Work request.
Drop every image, then reproduce the data exactly as given.

Segment Start: Material for this exercise

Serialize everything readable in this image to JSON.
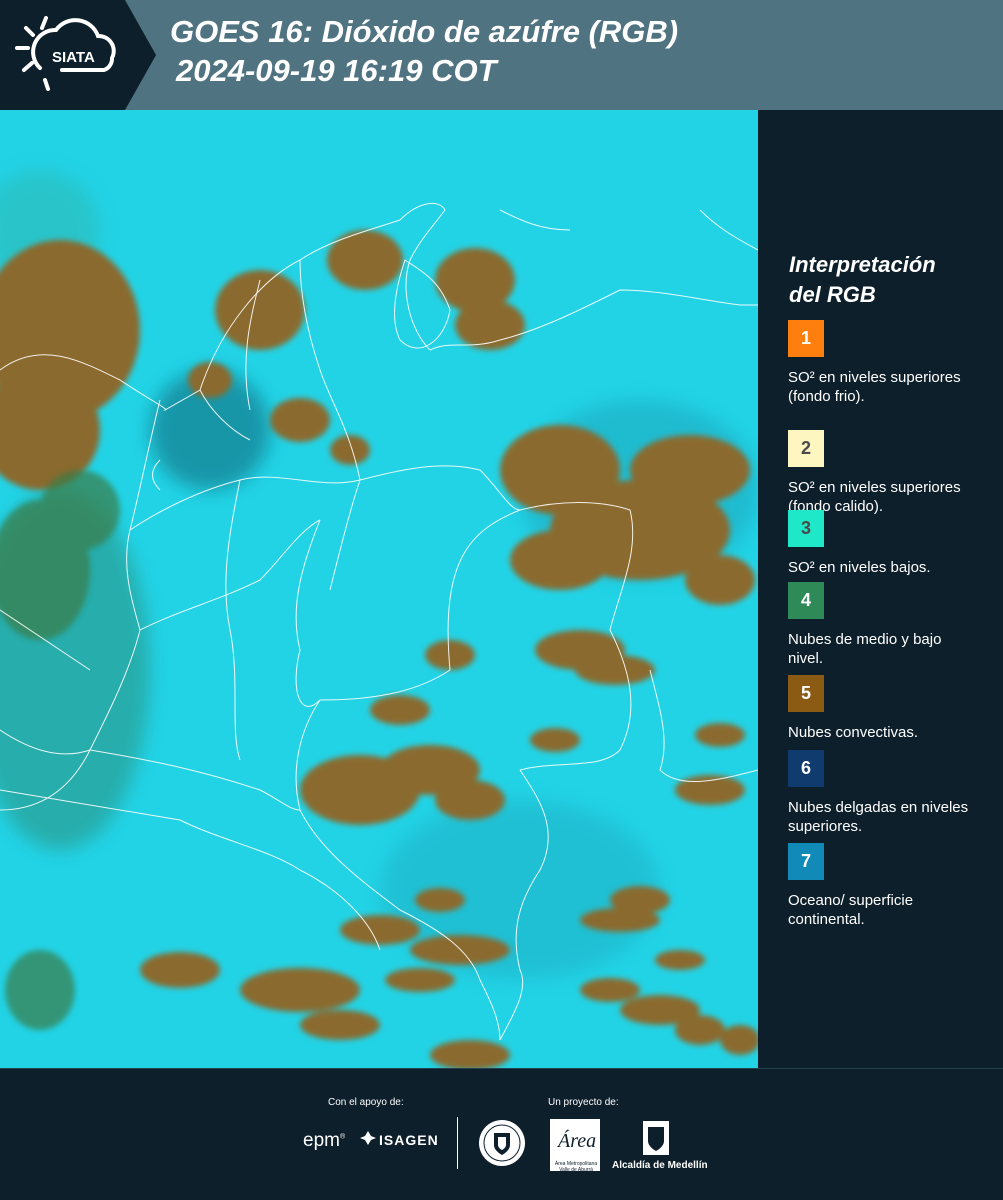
{
  "header": {
    "logo_text": "SIATA",
    "title_line1": "GOES 16: Dióxido de azúfre (RGB)",
    "title_line2": "2024-09-19 16:19 COT"
  },
  "map": {
    "background_color": "#22d3e6",
    "cloud_color": "#8a6a2f",
    "border_color": "#ffffff"
  },
  "legend": {
    "title_line1": "Interpretación",
    "title_line2": "del RGB",
    "items": [
      {
        "number": "1",
        "color": "#ff7f0e",
        "label": "SO² en niveles superiores (fondo frio)."
      },
      {
        "number": "2",
        "color": "#fdf6c0",
        "label": "SO² en niveles superiores (fondo calido)."
      },
      {
        "number": "3",
        "color": "#1fe8c9",
        "label": "SO² en niveles bajos."
      },
      {
        "number": "4",
        "color": "#2e8b57",
        "label": "Nubes de medio y bajo nivel."
      },
      {
        "number": "5",
        "color": "#8b5a13",
        "label": "Nubes convectivas."
      },
      {
        "number": "6",
        "color": "#0f3b6e",
        "label": "Nubes delgadas en niveles superiores."
      },
      {
        "number": "7",
        "color": "#118ab8",
        "label": "Oceano/ superficie continental."
      }
    ]
  },
  "footer": {
    "support_label": "Con el apoyo de:",
    "project_label": "Un proyecto de:",
    "sponsor_1": "epm",
    "sponsor_2": "ISAGEN",
    "partner_1": "Área Metropolitana Valle de Aburrá",
    "partner_2": "Alcaldía de Medellín"
  }
}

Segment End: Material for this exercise

Answer section.
Serialize everything readable in this image to JSON.
{
  "header": {
    "logo_text": "SIATA",
    "title_line1": "GOES 16: Dióxido de azúfre (RGB)",
    "title_line2": "2024-09-19 16:19 COT"
  },
  "map": {
    "background_color": "#22d3e6",
    "cloud_color": "#8a6a2f",
    "border_color": "#ffffff"
  },
  "legend": {
    "title_line1": "Interpretación",
    "title_line2": "del RGB",
    "items": [
      {
        "number": "1",
        "color": "#ff7f0e",
        "label": "SO² en niveles superiores (fondo frio)."
      },
      {
        "number": "2",
        "color": "#fdf6c0",
        "label": "SO² en niveles superiores (fondo calido)."
      },
      {
        "number": "3",
        "color": "#1fe8c9",
        "label": "SO² en niveles bajos."
      },
      {
        "number": "4",
        "color": "#2e8b57",
        "label": "Nubes de medio y bajo nivel."
      },
      {
        "number": "5",
        "color": "#8b5a13",
        "label": "Nubes convectivas."
      },
      {
        "number": "6",
        "color": "#0f3b6e",
        "label": "Nubes delgadas en niveles superiores."
      },
      {
        "number": "7",
        "color": "#118ab8",
        "label": "Oceano/ superficie continental."
      }
    ]
  },
  "footer": {
    "support_label": "Con el apoyo de:",
    "project_label": "Un proyecto de:",
    "sponsor_1": "epm",
    "sponsor_2": "ISAGEN",
    "partner_1": "Área Metropolitana Valle de Aburrá",
    "partner_2": "Alcaldía de Medellín"
  }
}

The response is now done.